=== DATA FOR PROCESSING ===
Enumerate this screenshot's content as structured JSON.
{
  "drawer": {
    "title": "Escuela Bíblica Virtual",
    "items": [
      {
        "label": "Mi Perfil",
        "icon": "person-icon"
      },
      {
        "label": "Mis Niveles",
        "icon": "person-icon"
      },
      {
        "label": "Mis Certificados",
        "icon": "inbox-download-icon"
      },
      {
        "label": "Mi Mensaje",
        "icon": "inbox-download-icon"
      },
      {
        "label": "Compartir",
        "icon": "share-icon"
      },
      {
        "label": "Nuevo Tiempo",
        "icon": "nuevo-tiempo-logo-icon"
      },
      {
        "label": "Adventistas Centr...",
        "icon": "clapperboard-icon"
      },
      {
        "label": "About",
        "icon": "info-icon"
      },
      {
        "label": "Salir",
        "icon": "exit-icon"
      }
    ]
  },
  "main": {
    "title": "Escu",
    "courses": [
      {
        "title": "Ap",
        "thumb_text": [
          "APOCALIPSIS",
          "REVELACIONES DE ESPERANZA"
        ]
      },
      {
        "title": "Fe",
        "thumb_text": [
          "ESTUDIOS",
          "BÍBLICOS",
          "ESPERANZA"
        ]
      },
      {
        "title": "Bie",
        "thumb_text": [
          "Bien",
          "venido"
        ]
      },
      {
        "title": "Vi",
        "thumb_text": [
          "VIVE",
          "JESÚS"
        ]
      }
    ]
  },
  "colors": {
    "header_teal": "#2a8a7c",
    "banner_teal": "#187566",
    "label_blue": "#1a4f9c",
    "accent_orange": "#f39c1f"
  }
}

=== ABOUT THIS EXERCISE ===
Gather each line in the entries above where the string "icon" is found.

=== ANSWER SECTION ===
        "icon": "person-icon"
        "icon": "person-icon"
        "icon": "inbox-download-icon"
        "icon": "inbox-download-icon"
        "icon": "share-icon"
        "icon": "nuevo-tiempo-logo-icon"
        "icon": "clapperboard-icon"
        "icon": "info-icon"
        "icon": "exit-icon"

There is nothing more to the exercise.